Your instructions: Output each record below exactly, and include all of them.

[[ Data to examine open ]]

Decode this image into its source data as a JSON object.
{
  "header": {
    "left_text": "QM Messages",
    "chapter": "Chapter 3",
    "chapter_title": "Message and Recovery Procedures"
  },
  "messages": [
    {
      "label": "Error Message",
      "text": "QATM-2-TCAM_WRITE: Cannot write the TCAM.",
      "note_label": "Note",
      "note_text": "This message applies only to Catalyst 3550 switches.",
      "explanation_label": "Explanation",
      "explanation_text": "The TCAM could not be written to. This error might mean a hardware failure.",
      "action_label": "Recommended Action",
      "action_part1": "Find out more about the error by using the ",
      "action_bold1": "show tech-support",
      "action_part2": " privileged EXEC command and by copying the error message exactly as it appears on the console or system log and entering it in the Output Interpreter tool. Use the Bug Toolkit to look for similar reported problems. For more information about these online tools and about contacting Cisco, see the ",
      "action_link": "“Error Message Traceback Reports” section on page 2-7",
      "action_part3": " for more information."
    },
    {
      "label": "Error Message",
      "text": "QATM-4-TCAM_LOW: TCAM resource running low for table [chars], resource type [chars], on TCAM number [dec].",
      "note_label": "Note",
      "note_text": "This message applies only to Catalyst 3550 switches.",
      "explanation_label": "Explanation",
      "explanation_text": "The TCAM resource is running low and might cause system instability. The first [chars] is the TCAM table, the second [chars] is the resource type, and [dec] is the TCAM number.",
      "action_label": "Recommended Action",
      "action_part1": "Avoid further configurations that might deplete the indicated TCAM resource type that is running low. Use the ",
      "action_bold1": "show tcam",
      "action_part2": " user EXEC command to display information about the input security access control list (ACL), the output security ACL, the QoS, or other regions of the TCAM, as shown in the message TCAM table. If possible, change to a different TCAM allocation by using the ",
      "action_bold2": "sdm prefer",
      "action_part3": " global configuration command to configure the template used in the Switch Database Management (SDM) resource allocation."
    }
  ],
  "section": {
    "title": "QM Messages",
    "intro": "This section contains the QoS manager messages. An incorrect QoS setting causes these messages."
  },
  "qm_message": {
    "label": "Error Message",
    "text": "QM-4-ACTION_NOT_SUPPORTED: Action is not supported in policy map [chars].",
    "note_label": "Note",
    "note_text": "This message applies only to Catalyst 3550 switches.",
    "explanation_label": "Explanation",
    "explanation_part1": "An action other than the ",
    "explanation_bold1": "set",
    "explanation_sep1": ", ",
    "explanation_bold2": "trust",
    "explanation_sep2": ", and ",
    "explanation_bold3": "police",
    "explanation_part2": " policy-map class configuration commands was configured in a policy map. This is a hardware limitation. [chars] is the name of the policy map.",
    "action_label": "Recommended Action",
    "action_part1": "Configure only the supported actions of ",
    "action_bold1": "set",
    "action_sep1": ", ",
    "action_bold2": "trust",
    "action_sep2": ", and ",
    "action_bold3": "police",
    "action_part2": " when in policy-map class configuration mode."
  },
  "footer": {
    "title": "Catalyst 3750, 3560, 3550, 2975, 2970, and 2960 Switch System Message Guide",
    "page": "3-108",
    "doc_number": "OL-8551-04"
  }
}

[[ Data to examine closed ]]

Output for this exercise:
Decode this image into its source data as a JSON object.
{
  "header": {
    "left_text": "QM Messages",
    "chapter": "Chapter 3",
    "chapter_title": "Message and Recovery Procedures"
  },
  "messages": [
    {
      "label": "Error Message",
      "text": "QATM-2-TCAM_WRITE: Cannot write the TCAM.",
      "note_label": "Note",
      "note_text": "This message applies only to Catalyst 3550 switches.",
      "explanation_label": "Explanation",
      "explanation_text": "The TCAM could not be written to. This error might mean a hardware failure.",
      "action_label": "Recommended Action",
      "action_part1": "Find out more about the error by using the ",
      "action_bold1": "show tech-support",
      "action_part2": " privileged EXEC command and by copying the error message exactly as it appears on the console or system log and entering it in the Output Interpreter tool. Use the Bug Toolkit to look for similar reported problems. For more information about these online tools and about contacting Cisco, see the ",
      "action_link": "“Error Message Traceback Reports” section on page 2-7",
      "action_part3": " for more information."
    },
    {
      "label": "Error Message",
      "text": "QATM-4-TCAM_LOW: TCAM resource running low for table [chars], resource type [chars], on TCAM number [dec].",
      "note_label": "Note",
      "note_text": "This message applies only to Catalyst 3550 switches.",
      "explanation_label": "Explanation",
      "explanation_text": "The TCAM resource is running low and might cause system instability. The first [chars] is the TCAM table, the second [chars] is the resource type, and [dec] is the TCAM number.",
      "action_label": "Recommended Action",
      "action_part1": "Avoid further configurations that might deplete the indicated TCAM resource type that is running low. Use the ",
      "action_bold1": "show tcam",
      "action_part2": " user EXEC command to display information about the input security access control list (ACL), the output security ACL, the QoS, or other regions of the TCAM, as shown in the message TCAM table. If possible, change to a different TCAM allocation by using the ",
      "action_bold2": "sdm prefer",
      "action_part3": " global configuration command to configure the template used in the Switch Database Management (SDM) resource allocation."
    }
  ],
  "section": {
    "title": "QM Messages",
    "intro": "This section contains the QoS manager messages. An incorrect QoS setting causes these messages."
  },
  "qm_message": {
    "label": "Error Message",
    "text": "QM-4-ACTION_NOT_SUPPORTED: Action is not supported in policy map [chars].",
    "note_label": "Note",
    "note_text": "This message applies only to Catalyst 3550 switches.",
    "explanation_label": "Explanation",
    "explanation_part1": "An action other than the ",
    "explanation_bold1": "set",
    "explanation_sep1": ", ",
    "explanation_bold2": "trust",
    "explanation_sep2": ", and ",
    "explanation_bold3": "police",
    "explanation_part2": " policy-map class configuration commands was configured in a policy map. This is a hardware limitation. [chars] is the name of the policy map.",
    "action_label": "Recommended Action",
    "action_part1": "Configure only the supported actions of ",
    "action_bold1": "set",
    "action_sep1": ", ",
    "action_bold2": "trust",
    "action_sep2": ", and ",
    "action_bold3": "police",
    "action_part2": " when in policy-map class configuration mode."
  },
  "footer": {
    "title": "Catalyst 3750, 3560, 3550, 2975, 2970, and 2960 Switch System Message Guide",
    "page": "3-108",
    "doc_number": "OL-8551-04"
  }
}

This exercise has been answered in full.